Urban Jürgensen & Sønner’s 2015 Rebirth With Five New Watches
Urban Jürgensen & Sønner has had quite an exciting twelve months: perhaps the most exciting of its 240-year history.
On October 31, 2014 the brand’s Central Second took home the prize for Best Men’s Watch at the 2014 Grand Prix d’Horlogerie de Genève.
Shortly thereafter, in November 2014, came the news that Urban Jürgensen had returned to the hands of Danish owners after 30 years of Swiss ownership. A group comprising five private investors, who are also passionate watch collectors, had purchased it from interim owner Dr. Helmut Crott (see Urban Jürgensen Under New Danish Ownership).
Søren Petersen, the new managing director comes from this group of five investors. Petersen, a Danish collector and engineer who previously worked at Nokia, has moved to Switzerland from Denmark in order to lead the boutique brand.
Petersen became interested in Urban Jürgensen when, as a Rolex owner, he felt the need to look for a dress watch. While he set out looking for Patek Philippe, he discovered Urban Jürgensen and ended up buying a Reference 2 in yellow gold.
Eleven weeks to revamp the collection
At Baselworld 2015, we were astounded to already see the first results of the new ownership: in just eleven weeks the new team managed to revamp the existing collection to present five “new” models at the fair.
Urban Jürgensen is known for its classically beautiful style of watchmaking. This has not changed; it has only been slightly tweaked – and in a very positive manner.
The case has been reduced from 42 mm to 40 mm, a classic size that is unlikely to ever show its age. The lugs that secure the strap to the case are still the beautifully classic teardrop shape that remind the observer exactly where this brand comes from – and where it intends on going.
But it is the solid silver dial that is the star of this show and one of the strongest visual hallmarks of today’s Urban Jürgensen & Sønner. All of the dials are guilloché by hand; each dial requires up to 700 operations and needs two full days to complete to perfection.
Likewise, the perfectionist hands require several hours of polishing and tempering if they’re blue to make them so gloriously beautiful.
These five timepieces are all powered by the in-house pivoted detent chronometer movement introduced in 2011 when Urban Jürgensen reentered the watch scene with a bang: a new movement from scratch with the idea of improving rate, performance, and stability.
This pivoted detent escapement was the world’s first in a production wristwatch.
Large, beautifully finished, and horologically aesthetic Caliber UJS08 – the beginnings of which were born under the extremely capable loupe of late watchmaker Derek Pratt – contained a world premier: the first pivoted detent escapement in a production wristwatch.
The pivoted detent escapement was used in marine chronometers of Jürgensen’s era, which were generally large, stationary timepieces like deck or observation watches. Though more precise than the standard Swiss lever escapement used in wristwatches today, the pivoted detent was deemed unsuitable for use in a wristwatch because small shocks can stop the escapement and it does not automatically restart.

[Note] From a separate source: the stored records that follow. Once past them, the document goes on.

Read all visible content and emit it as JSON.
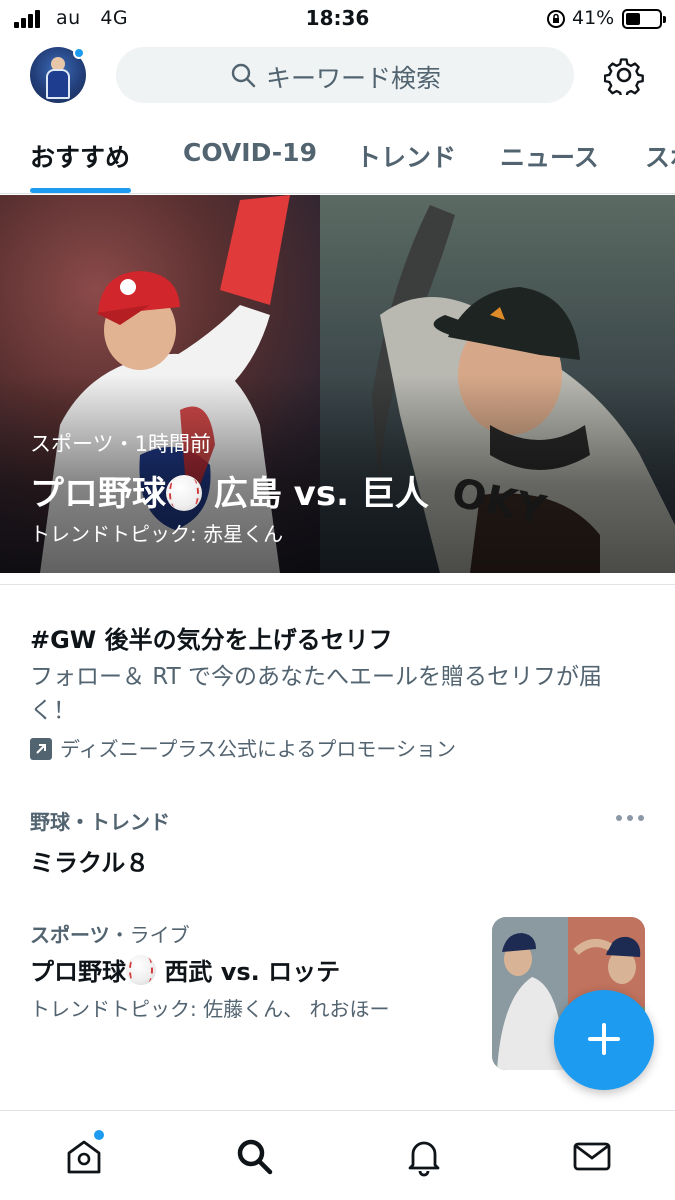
{
  "status_bar": {
    "carrier": "au",
    "network": "4G",
    "time": "18:36",
    "battery_percent": "41%",
    "battery_level": 0.41
  },
  "header": {
    "search_placeholder": "キーワード検索",
    "icons": [
      "avatar",
      "search-icon",
      "gear-icon"
    ]
  },
  "tabs": [
    {
      "label": "おすすめ",
      "active": true
    },
    {
      "label": "COVID-19",
      "active": false
    },
    {
      "label": "トレンド",
      "active": false
    },
    {
      "label": "ニュース",
      "active": false
    },
    {
      "label": "スポ",
      "active": false
    }
  ],
  "hero": {
    "category": "スポーツ",
    "time": "・1時間前",
    "title_pre": "プロ野球",
    "title_post": " 広島 vs. 巨人",
    "topic": "トレンドトピック: 赤星くん"
  },
  "promoted": {
    "title": "#GW 後半の気分を上げるセリフ",
    "description": "フォロー＆ RT で今のあなたへエールを贈るセリフが届く！",
    "by": "ディズニープラス公式によるプロモーション"
  },
  "trend_1": {
    "meta": "野球・トレンド",
    "name": "ミラクル８"
  },
  "trend_2": {
    "category": "スポーツ",
    "status": "・ライブ",
    "title_pre": "プロ野球",
    "title_post": " 西武 vs. ロッテ",
    "topic": "トレンドトピック: 佐藤くん、 れおほー"
  },
  "bottom_nav": [
    "home-icon",
    "search-icon",
    "notifications-icon",
    "messages-icon"
  ],
  "colors": {
    "accent": "#1d9bf0",
    "text": "#0f1419",
    "secondary": "#536471"
  }
}
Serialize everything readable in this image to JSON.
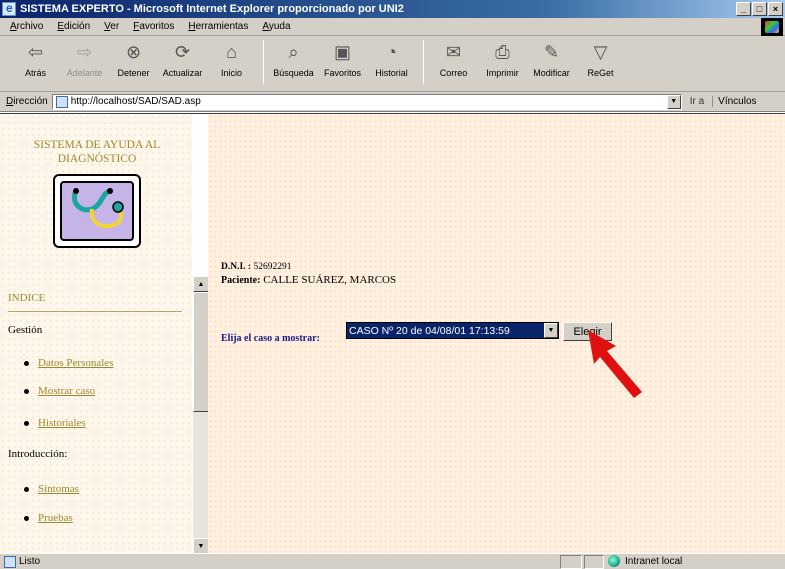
{
  "window": {
    "title": "SISTEMA EXPERTO - Microsoft Internet Explorer proporcionado por UNI2",
    "controls": [
      "_",
      "□",
      "×"
    ]
  },
  "menubar": [
    "Archivo",
    "Edición",
    "Ver",
    "Favoritos",
    "Herramientas",
    "Ayuda"
  ],
  "toolbar": {
    "buttons": [
      {
        "label": "Atrás",
        "icon": "back-arrow-icon"
      },
      {
        "label": "Adelante",
        "icon": "forward-arrow-icon",
        "disabled": true
      },
      {
        "label": "Detener",
        "icon": "stop-icon"
      },
      {
        "label": "Actualizar",
        "icon": "refresh-icon"
      },
      {
        "label": "Inicio",
        "icon": "home-icon"
      },
      {
        "label": "Búsqueda",
        "icon": "search-icon"
      },
      {
        "label": "Favoritos",
        "icon": "favorites-icon"
      },
      {
        "label": "Historial",
        "icon": "history-icon"
      },
      {
        "label": "Correo",
        "icon": "mail-icon"
      },
      {
        "label": "Imprimir",
        "icon": "print-icon"
      },
      {
        "label": "Modificar",
        "icon": "edit-icon"
      },
      {
        "label": "ReGet",
        "icon": "reget-icon"
      }
    ]
  },
  "address": {
    "label": "Dirección",
    "url": "http://localhost/SAD/SAD.asp",
    "go_label": "Ir a",
    "links_label": "Vínculos"
  },
  "sidebar": {
    "title_line1": "SISTEMA DE AYUDA AL",
    "title_line2": "DIAGNÓSTICO",
    "index_label": "INDICE",
    "sections": [
      {
        "label": "Gestión",
        "items": [
          "Datos Personales",
          "Mostrar caso",
          "Historiales"
        ]
      },
      {
        "label": "Introducción:",
        "items": [
          "Síntomas",
          "Pruebas"
        ]
      }
    ]
  },
  "main": {
    "dni_label": "D.N.I. :",
    "dni_value": "52692291",
    "patient_label": "Paciente:",
    "patient_value": "CALLE SUÁREZ, MARCOS",
    "choose_label": "Elija el caso a mostrar:",
    "case_selected": "CASO Nº 20 de 04/08/01 17:13:59",
    "choose_button": "Elegir"
  },
  "statusbar": {
    "status": "Listo",
    "zone": "Intranet local"
  },
  "colors": {
    "title_gradient_start": "#0a246a",
    "sidebar_text": "#9a8a2e",
    "choose_label": "#1a1a8c",
    "pointer_arrow": "#e01010"
  }
}
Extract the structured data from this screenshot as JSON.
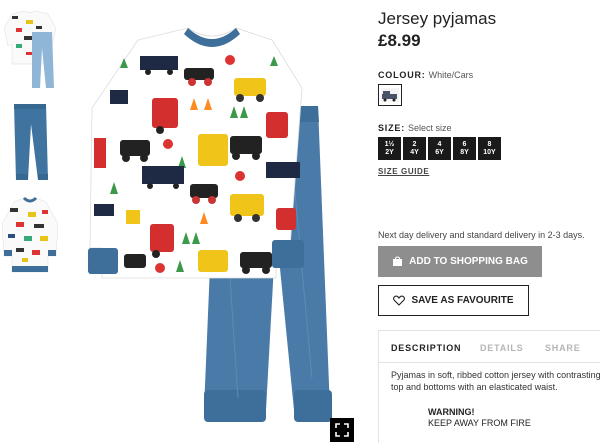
{
  "product": {
    "title": "Jersey pyjamas",
    "price": "£8.99"
  },
  "colour": {
    "label": "COLOUR:",
    "value": "White/Cars"
  },
  "size": {
    "label": "SIZE:",
    "placeholder": "Select size",
    "options": [
      {
        "top": "1½",
        "bottom": "2Y"
      },
      {
        "top": "2",
        "bottom": "4Y"
      },
      {
        "top": "4",
        "bottom": "6Y"
      },
      {
        "top": "6",
        "bottom": "8Y"
      },
      {
        "top": "8",
        "bottom": "10Y"
      }
    ],
    "guide_label": "SIZE GUIDE"
  },
  "delivery_text": "Next day delivery and standard delivery in 2-3 days.",
  "actions": {
    "add_to_bag": "ADD TO SHOPPING BAG",
    "save_favourite": "SAVE AS FAVOURITE"
  },
  "tabs": {
    "description": "DESCRIPTION",
    "details": "DETAILS",
    "share": "SHARE"
  },
  "description": {
    "line1": "Pyjamas in soft, ribbed cotton jersey with contrasting",
    "line2": "top and bottoms with an elasticated waist.",
    "warning_title": "WARNING!",
    "warning_text": "KEEP AWAY FROM FIRE"
  },
  "icons": {
    "zoom": "expand-icon",
    "bag": "shopping-bag-icon",
    "heart": "heart-icon"
  },
  "colors": {
    "button_grey": "#8e8e8e",
    "size_button": "#1a1a1a",
    "pyjama_blue": "#4a7ba8",
    "cuff_blue": "#3d6f9a"
  }
}
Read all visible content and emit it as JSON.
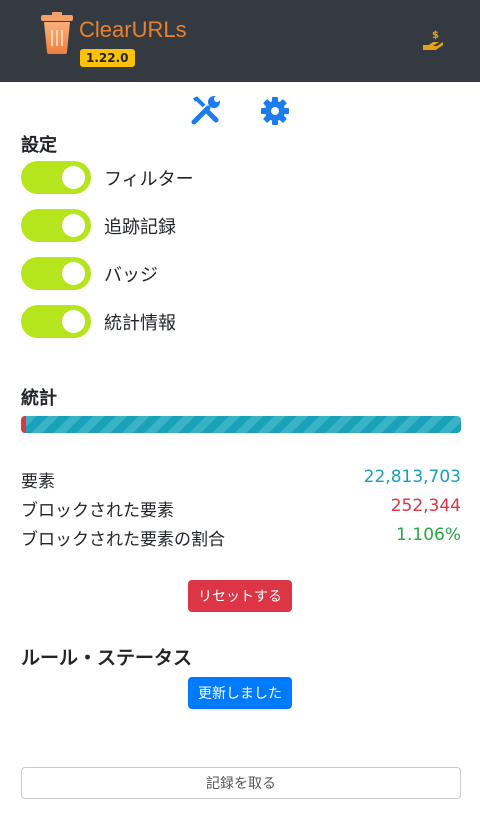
{
  "header": {
    "title": "ClearURLs",
    "version": "1.22.0"
  },
  "settings": {
    "heading": "設定",
    "toggles": [
      {
        "label": "フィルター",
        "on": true
      },
      {
        "label": "追跡記録",
        "on": true
      },
      {
        "label": "バッジ",
        "on": true
      },
      {
        "label": "統計情報",
        "on": true
      }
    ]
  },
  "stats": {
    "heading": "統計",
    "blocked_percent": 1.106,
    "rows": [
      {
        "label": "要素",
        "value": "22,813,703",
        "color": "#17a2b8"
      },
      {
        "label": "ブロックされた要素",
        "value": "252,344",
        "color": "#dc3545"
      },
      {
        "label": "ブロックされた要素の割合",
        "value": "1.106%",
        "color": "#28a745"
      }
    ],
    "reset_label": "リセットする"
  },
  "rules": {
    "heading": "ルール・ステータス",
    "status_label": "更新しました"
  },
  "log_label": "記録を取る"
}
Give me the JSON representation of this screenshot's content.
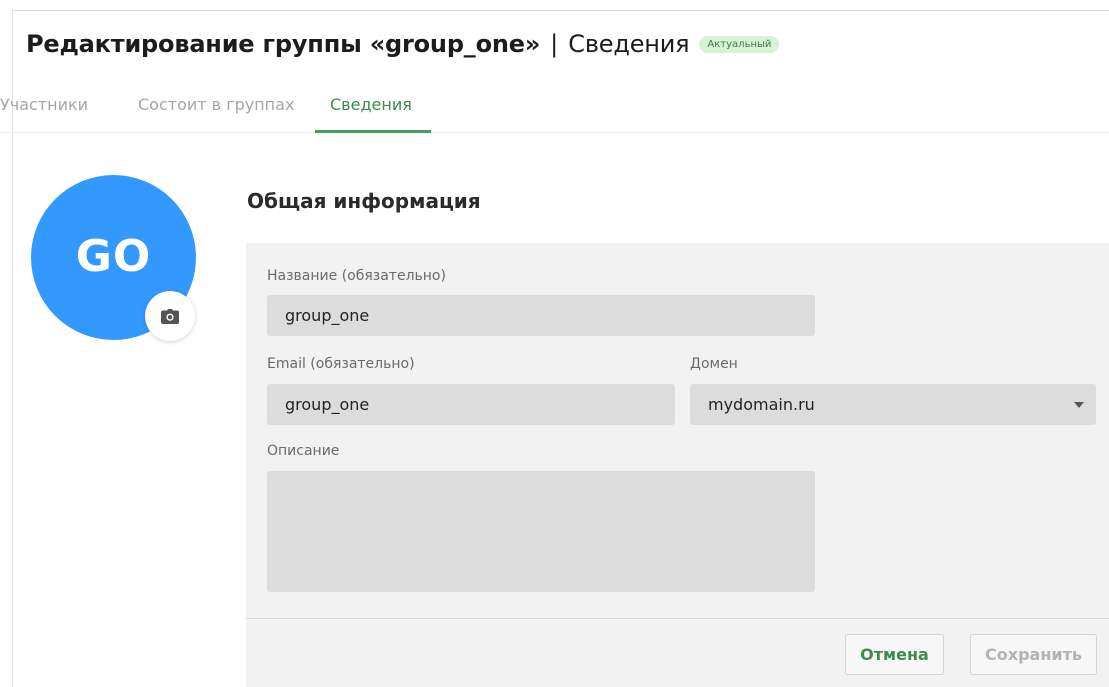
{
  "header": {
    "title": "Редактирование группы «group_one»",
    "separator": "|",
    "section": "Сведения",
    "status_badge": "Актуальный"
  },
  "tabs": [
    {
      "label": "Участники",
      "active": false
    },
    {
      "label": "Состоит в группах",
      "active": false
    },
    {
      "label": "Сведения",
      "active": true
    }
  ],
  "avatar": {
    "initials": "GO",
    "color": "#3399ff",
    "icon": "camera-icon"
  },
  "form": {
    "section_title": "Общая информация",
    "name": {
      "label": "Название (обязательно)",
      "value": "group_one"
    },
    "email": {
      "label": "Email (обязательно)",
      "value": "group_one"
    },
    "domain": {
      "label": "Домен",
      "value": "mydomain.ru",
      "icon": "chevron-down-icon"
    },
    "description": {
      "label": "Описание",
      "value": ""
    }
  },
  "actions": {
    "cancel_label": "Отмена",
    "save_label": "Сохранить"
  },
  "colors": {
    "accent": "#3d8b4e",
    "badge_bg": "#d8f2d8",
    "panel_bg": "#f2f2f2",
    "field_bg": "#dcdcdd"
  }
}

After many years of research and development, Urban Jürgensen developed a mechanism that will automatically restarted the pivoted detent escapement if it stops.
Thanks to a new design by Jean-François Mojon of Chronode in collaboration with Kari Voutilainen, Caliber UJS08 achieved the previously unthinkable. This three-Hertz movement is so stable that it even passes the Chronofiable test, the industry standard for wearability.
This pivoted detent escapement movement is currently in use in Reference 1140C, which comes in a red gold case topped off by a solid silver dial. This timepiece is the continuation of the 2014 Grand Prix d’Horlogerie de Genève winner, the Central Second.
The new management has re-christened Urban Jürgensen’s other movement, which contains a “normal” Swiss lever escapement, the Caliber P4 Lever Escapement.
This movement is in use throughout the 1140L line; “L” naturally stands for “Lever.” In case you were wondering, the “C” in the 1140C movement stands for “Chronometer.”
Reference 1140L comes in four variations: in platinum with a silver dial and platinum numerals; in red gold with a silver dial and matching red gold markers; in white gold with a blue dial; and in a traditional yellow gold with a black dial.
All of the extremely detailed gold 1140L timepieces in this new base collection are offered for the same price of 27,900 Swiss francs. The platinum version retails for 34,500 Swiss francs.
For more information, please visit www.urbanjurgensen.com.
Quick Facts Reference 1140C
Case: 40 x 11 mm; red gold
Movement: manually wound Caliber P8 by Urban Jürgensen with pivoted detent escapement; twin spring barrels for 60 hours of power reserve; stop-seconds
Dial: solid silver hand-guilloché with a barleycorn (grain d’orges) pattern and hand-finished tempered blue stainless steel hands with red gold elements
Functions: hours, minutes, sweep seconds; power reserve indication
Price: 49,000 Swiss francs